Dataset rows describing interfaces —

▼

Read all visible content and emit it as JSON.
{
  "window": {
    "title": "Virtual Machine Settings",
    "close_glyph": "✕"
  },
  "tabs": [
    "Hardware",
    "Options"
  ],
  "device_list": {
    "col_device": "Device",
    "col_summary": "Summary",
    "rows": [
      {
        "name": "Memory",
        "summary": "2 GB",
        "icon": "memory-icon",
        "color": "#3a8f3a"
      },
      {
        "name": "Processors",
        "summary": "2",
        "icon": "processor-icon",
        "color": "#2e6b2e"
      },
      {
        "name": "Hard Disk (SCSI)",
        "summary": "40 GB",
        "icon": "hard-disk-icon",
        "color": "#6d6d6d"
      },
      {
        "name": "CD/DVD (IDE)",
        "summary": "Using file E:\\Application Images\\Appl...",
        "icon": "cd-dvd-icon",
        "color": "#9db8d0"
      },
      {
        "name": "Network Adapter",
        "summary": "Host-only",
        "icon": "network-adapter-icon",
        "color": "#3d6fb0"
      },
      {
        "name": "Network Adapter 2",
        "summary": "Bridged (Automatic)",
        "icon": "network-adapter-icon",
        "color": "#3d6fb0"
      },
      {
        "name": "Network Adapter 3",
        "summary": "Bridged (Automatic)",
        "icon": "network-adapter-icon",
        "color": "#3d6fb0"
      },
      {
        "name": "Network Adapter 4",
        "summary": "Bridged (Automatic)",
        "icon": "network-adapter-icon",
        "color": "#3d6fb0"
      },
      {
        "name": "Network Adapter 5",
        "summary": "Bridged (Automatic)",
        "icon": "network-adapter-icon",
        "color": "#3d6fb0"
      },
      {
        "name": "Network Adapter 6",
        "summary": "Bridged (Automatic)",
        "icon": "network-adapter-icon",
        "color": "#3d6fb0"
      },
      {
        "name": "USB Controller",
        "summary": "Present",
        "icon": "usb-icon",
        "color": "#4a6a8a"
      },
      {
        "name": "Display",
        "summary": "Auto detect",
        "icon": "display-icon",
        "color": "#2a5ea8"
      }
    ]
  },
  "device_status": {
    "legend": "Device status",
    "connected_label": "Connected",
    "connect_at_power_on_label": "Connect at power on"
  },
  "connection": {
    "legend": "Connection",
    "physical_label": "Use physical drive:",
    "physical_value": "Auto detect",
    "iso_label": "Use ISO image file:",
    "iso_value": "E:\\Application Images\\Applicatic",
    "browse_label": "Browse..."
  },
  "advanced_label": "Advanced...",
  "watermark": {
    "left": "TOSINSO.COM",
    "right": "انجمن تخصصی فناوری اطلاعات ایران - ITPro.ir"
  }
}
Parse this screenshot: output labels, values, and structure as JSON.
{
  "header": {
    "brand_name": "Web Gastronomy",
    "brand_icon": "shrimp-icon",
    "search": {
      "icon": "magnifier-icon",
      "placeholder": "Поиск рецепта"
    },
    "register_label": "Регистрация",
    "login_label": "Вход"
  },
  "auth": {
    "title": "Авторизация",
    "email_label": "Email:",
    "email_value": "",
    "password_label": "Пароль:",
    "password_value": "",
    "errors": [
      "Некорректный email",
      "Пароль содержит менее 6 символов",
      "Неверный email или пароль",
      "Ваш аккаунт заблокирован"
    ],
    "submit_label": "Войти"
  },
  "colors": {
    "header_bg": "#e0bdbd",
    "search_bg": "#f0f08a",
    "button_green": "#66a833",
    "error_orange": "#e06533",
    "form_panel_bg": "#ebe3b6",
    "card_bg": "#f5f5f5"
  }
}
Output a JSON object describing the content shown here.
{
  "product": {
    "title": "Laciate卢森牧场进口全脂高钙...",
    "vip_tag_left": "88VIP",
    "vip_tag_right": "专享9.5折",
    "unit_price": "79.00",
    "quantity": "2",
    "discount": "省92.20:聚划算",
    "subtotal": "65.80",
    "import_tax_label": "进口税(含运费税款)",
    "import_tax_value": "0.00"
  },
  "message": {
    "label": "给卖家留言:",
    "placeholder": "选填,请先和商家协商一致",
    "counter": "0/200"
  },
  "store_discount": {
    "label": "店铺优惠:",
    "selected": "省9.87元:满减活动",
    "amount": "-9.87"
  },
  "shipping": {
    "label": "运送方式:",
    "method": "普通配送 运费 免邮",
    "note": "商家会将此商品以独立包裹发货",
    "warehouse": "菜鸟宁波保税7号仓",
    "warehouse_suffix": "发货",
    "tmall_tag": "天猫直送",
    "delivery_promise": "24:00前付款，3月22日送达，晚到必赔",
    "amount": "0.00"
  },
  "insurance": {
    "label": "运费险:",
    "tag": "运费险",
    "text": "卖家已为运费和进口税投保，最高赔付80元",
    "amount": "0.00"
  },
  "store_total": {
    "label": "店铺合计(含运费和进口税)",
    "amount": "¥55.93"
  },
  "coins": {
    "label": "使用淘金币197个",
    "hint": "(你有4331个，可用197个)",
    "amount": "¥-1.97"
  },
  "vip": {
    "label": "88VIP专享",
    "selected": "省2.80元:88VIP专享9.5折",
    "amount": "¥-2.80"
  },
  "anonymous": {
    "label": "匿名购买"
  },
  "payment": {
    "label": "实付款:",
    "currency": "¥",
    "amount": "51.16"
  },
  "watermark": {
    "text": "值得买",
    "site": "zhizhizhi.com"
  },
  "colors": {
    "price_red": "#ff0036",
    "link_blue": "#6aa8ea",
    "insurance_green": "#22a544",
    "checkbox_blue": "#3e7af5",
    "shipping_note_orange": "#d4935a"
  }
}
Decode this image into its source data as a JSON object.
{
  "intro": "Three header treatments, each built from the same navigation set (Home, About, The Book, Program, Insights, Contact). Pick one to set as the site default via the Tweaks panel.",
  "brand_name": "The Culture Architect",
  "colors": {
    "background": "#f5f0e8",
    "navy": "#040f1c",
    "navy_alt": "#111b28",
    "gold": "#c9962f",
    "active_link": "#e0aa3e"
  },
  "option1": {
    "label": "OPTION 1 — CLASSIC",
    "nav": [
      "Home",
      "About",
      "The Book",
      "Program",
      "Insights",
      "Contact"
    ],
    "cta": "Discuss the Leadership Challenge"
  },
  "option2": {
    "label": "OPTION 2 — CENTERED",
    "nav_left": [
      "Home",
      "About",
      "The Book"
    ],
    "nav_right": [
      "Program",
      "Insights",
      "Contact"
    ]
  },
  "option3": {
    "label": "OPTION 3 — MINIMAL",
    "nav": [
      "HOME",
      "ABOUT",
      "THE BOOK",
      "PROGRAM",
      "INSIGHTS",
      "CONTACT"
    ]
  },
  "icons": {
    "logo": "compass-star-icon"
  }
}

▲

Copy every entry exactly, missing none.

Read all visible content and emit it as JSON.
{
  "window": {
    "title": "Virtual Machine Settings",
    "close_glyph": "✕"
  },
  "tabs": [
    "Hardware",
    "Options"
  ],
  "device_list": {
    "col_device": "Device",
    "col_summary": "Summary",
    "rows": [
      {
        "name": "Memory",
        "summary": "2 GB",
        "icon": "memory-icon",
        "color": "#3a8f3a"
      },
      {
        "name": "Processors",
        "summary": "2",
        "icon": "processor-icon",
        "color": "#2e6b2e"
      },
      {
        "name": "Hard Disk (SCSI)",
        "summary": "40 GB",
        "icon": "hard-disk-icon",
        "color": "#6d6d6d"
      },
      {
        "name": "CD/DVD (IDE)",
        "summary": "Using file E:\\Application Images\\Appl...",
        "icon": "cd-dvd-icon",
        "color": "#9db8d0"
      },
      {
        "name": "Network Adapter",
        "summary": "Host-only",
        "icon": "network-adapter-icon",
        "color": "#3d6fb0"
      },
      {
        "name": "Network Adapter 2",
        "summary": "Bridged (Automatic)",
        "icon": "network-adapter-icon",
        "color": "#3d6fb0"
      },
      {
        "name": "Network Adapter 3",
        "summary": "Bridged (Automatic)",
        "icon": "network-adapter-icon",
        "color": "#3d6fb0"
      },
      {
        "name": "Network Adapter 4",
        "summary": "Bridged (Automatic)",
        "icon": "network-adapter-icon",
        "color": "#3d6fb0"
      },
      {
        "name": "Network Adapter 5",
        "summary": "Bridged (Automatic)",
        "icon": "network-adapter-icon",
        "color": "#3d6fb0"
      },
      {
        "name": "Network Adapter 6",
        "summary": "Bridged (Automatic)",
        "icon": "network-adapter-icon",
        "color": "#3d6fb0"
      },
      {
        "name": "USB Controller",
        "summary": "Present",
        "icon": "usb-icon",
        "color": "#4a6a8a"
      },
      {
        "name": "Display",
        "summary": "Auto detect",
        "icon": "display-icon",
        "color": "#2a5ea8"
      }
    ]
  },
  "device_status": {
    "legend": "Device status",
    "connected_label": "Connected",
    "connect_at_power_on_label": "Connect at power on"
  },
  "connection": {
    "legend": "Connection",
    "physical_label": "Use physical drive:",
    "physical_value": "Auto detect",
    "iso_label": "Use ISO image file:",
    "iso_value": "E:\\Application Images\\Applicatic",
    "browse_label": "Browse..."
  },
  "advanced_label": "Advanced...",
  "watermark": {
    "left": "TOSINSO.COM",
    "right": "انجمن تخصصی فناوری اطلاعات ایران - ITPro.ir"
  }
}
Parse this screenshot: output labels, values, and structure as JSON.
{
  "header": {
    "brand_name": "Web Gastronomy",
    "brand_icon": "shrimp-icon",
    "search": {
      "icon": "magnifier-icon",
      "placeholder": "Поиск рецепта"
    },
    "register_label": "Регистрация",
    "login_label": "Вход"
  },
  "auth": {
    "title": "Авторизация",
    "email_label": "Email:",
    "email_value": "",
    "password_label": "Пароль:",
    "password_value": "",
    "errors": [
      "Некорректный email",
      "Пароль содержит менее 6 символов",
      "Неверный email или пароль",
      "Ваш аккаунт заблокирован"
    ],
    "submit_label": "Войти"
  },
  "colors": {
    "header_bg": "#e0bdbd",
    "search_bg": "#f0f08a",
    "button_green": "#66a833",
    "error_orange": "#e06533",
    "form_panel_bg": "#ebe3b6",
    "card_bg": "#f5f5f5"
  }
}
Output a JSON object describing the content shown here.
{
  "product": {
    "title": "Laciate卢森牧场进口全脂高钙...",
    "vip_tag_left": "88VIP",
    "vip_tag_right": "专享9.5折",
    "unit_price": "79.00",
    "quantity": "2",
    "discount": "省92.20:聚划算",
    "subtotal": "65.80",
    "import_tax_label": "进口税(含运费税款)",
    "import_tax_value": "0.00"
  },
  "message": {
    "label": "给卖家留言:",
    "placeholder": "选填,请先和商家协商一致",
    "counter": "0/200"
  },
  "store_discount": {
    "label": "店铺优惠:",
    "selected": "省9.87元:满减活动",
    "amount": "-9.87"
  },
  "shipping": {
    "label": "运送方式:",
    "method": "普通配送 运费 免邮",
    "note": "商家会将此商品以独立包裹发货",
    "warehouse": "菜鸟宁波保税7号仓",
    "warehouse_suffix": "发货",
    "tmall_tag": "天猫直送",
    "delivery_promise": "24:00前付款，3月22日送达，晚到必赔",
    "amount": "0.00"
  },
  "insurance": {
    "label": "运费险:",
    "tag": "运费险",
    "text": "卖家已为运费和进口税投保，最高赔付80元",
    "amount": "0.00"
  },
  "store_total": {
    "label": "店铺合计(含运费和进口税)",
    "amount": "¥55.93"
  },
  "coins": {
    "label": "使用淘金币197个",
    "hint": "(你有4331个，可用197个)",
    "amount": "¥-1.97"
  },
  "vip": {
    "label": "88VIP专享",
    "selected": "省2.80元:88VIP专享9.5折",
    "amount": "¥-2.80"
  },
  "anonymous": {
    "label": "匿名购买"
  },
  "payment": {
    "label": "实付款:",
    "currency": "¥",
    "amount": "51.16"
  },
  "watermark": {
    "text": "值得买",
    "site": "zhizhizhi.com"
  },
  "colors": {
    "price_red": "#ff0036",
    "link_blue": "#6aa8ea",
    "insurance_green": "#22a544",
    "checkbox_blue": "#3e7af5",
    "shipping_note_orange": "#d4935a"
  }
}
Decode this image into its source data as a JSON object.
{
  "intro": "Three header treatments, each built from the same navigation set (Home, About, The Book, Program, Insights, Contact). Pick one to set as the site default via the Tweaks panel.",
  "brand_name": "The Culture Architect",
  "colors": {
    "background": "#f5f0e8",
    "navy": "#040f1c",
    "navy_alt": "#111b28",
    "gold": "#c9962f",
    "active_link": "#e0aa3e"
  },
  "option1": {
    "label": "OPTION 1 — CLASSIC",
    "nav": [
      "Home",
      "About",
      "The Book",
      "Program",
      "Insights",
      "Contact"
    ],
    "cta": "Discuss the Leadership Challenge"
  },
  "option2": {
    "label": "OPTION 2 — CENTERED",
    "nav_left": [
      "Home",
      "About",
      "The Book"
    ],
    "nav_right": [
      "Program",
      "Insights",
      "Contact"
    ]
  },
  "option3": {
    "label": "OPTION 3 — MINIMAL",
    "nav": [
      "HOME",
      "ABOUT",
      "THE BOOK",
      "PROGRAM",
      "INSIGHTS",
      "CONTACT"
    ]
  },
  "icons": {
    "logo": "compass-star-icon"
  }
}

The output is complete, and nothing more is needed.